When Willis Winters answered the unknown number on his phone, the last thing he expected was a frantic message from a Washington-based researcher pleading with him to save the light pole at Dealey Plaza.
The pole, located at the corner of Elm and Houston streets near the old Texas School Book Depository, had been hit by a car and was on its way to a salvage yard when the East Dallas neighbor with a penchant for history and preservation interceded.
Winters, the former director of the Park and Recreation Department, took it to the Boneyard, located at the IC Harris Service Center just a few minutes south of Samuell Grand Park. There, a team of researchers and FBI agents studied the role the light pole may have played in the 1963 assassination of President John F. Kennedy.
When the study concluded, neither The Sixth Floor Museum nor the National Archives wanted the historic artifact. Since then, it’s remained in a shipping container at the Boneyard, where Winters has quietly stashed other pieces of the city’s past to save them from the wrecking ball.
The site is called the Boneyard, but the name is scarier than the actual location. It’s simply a dusty, slightly overgrown field filled with architectural relics sitting on wooden pallets at the back of the park maintenance facility. The items would be too expensive or time intensive to create today, so Winters saves them in case they can be reused for park projects or loaned to groups on behalf of the department.
The Boneyard started in the 1990s when the City of Dallas restored the Tenison Memorial Gates at Samuell Grand Park. Built in 1924, years of dirt accumulation and mortar deterioration had left the structures in poor condition. The column capitals were too dilapidated to save, so restoration workers molded and recast replacement pieces before giving the originals to Winters to take to the fledgling Boneyard.

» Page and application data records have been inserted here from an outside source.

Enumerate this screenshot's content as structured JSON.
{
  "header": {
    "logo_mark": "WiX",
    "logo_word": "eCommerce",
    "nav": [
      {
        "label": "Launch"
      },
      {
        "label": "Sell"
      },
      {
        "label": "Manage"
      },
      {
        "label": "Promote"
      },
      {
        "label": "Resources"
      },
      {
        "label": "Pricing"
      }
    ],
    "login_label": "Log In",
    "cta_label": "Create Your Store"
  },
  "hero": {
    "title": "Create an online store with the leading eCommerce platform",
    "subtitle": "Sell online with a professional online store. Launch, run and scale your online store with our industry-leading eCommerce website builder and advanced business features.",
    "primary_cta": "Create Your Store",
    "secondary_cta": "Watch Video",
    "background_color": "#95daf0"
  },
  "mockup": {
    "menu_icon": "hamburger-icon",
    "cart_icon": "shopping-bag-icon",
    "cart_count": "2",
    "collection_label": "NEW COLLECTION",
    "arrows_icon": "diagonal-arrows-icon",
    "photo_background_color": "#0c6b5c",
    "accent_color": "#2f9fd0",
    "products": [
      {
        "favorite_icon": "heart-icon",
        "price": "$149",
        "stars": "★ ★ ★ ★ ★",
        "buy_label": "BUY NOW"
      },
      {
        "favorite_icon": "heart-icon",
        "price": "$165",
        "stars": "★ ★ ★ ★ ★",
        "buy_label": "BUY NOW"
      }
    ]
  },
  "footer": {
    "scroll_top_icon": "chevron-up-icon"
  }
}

Other pieces soon followed. Gold rings from a parking garage, stone parapets and fences torn down from community pools are littered throughout. There are even two rows of seats salvaged from the Cotton Bowl after bleacher seating was installed in 2009.
Not even Winters knows all the items stored at the Boneyard. With his retirement in October, the park department embarked on a mission to identify and label the artifacts scavenged from across the city.
P.C. Cobb Stadium
Concrete slabs featuring illustrations of athletes are all that remain of P.C. Cobb Stadium. The 1920s stadium was torn down to build the Infomart at Oak Lawn Avenue and Stemmons Freeway. Five stories in the air, demolition workers used a jackhammer to break the façade into pieces and lower them to the ground. They were stored in a warehouse for years until Winters brought them to the Boneyard. The goal is to use the slabs in a seating plaza at Stemmons Park where neighbors can peek into the world of high school athletics during the early 20th century.
Great National Life Insurance Company offices
The building that housed the Great National Life Insurance Company offices was built in 1963, but it had the look of the future. The innovative and revolutionary building at Harry Hines Boulevard and Mockingbird Lane was wrapped in aluminum sunshades that stretched along the façade — contrasting the flat, clean lines of office architecture in the 1950s. The building, which became the Salvation Army headquarters in the 1980s, was added to a Preservation Dallas list of most-endangered buildings. That didn’t save it from demolition in 2018. A portion of the diamond-shaped shades was taken to the Boneyard for possible reuse.
In 2012, a 96,000-pound cartouche that once adorned the Titche-Goettinger department store in downtown Dallas came to rest at the Boneyard. The crest depicts images of commerce and industry, as well as the six flags that flew over Texas. The limestone pieces were removed from what is now the University of North Texas chancellery to make way for new windows.
Fair Park fish fountain
You’ve probably seen the fish fountain that sits in front of the Women’s Building at Fair Park. But the 1936 original, designed by Raoul Josset and sculpted by José Martin, is tucked away in the Boneyard. After years of neglect, the half circle of flying fish was restored in 2000. The original is kept in storage in case restoration workers need to again mold and recast the crumbling cast-stone sculpture with a plaster coating.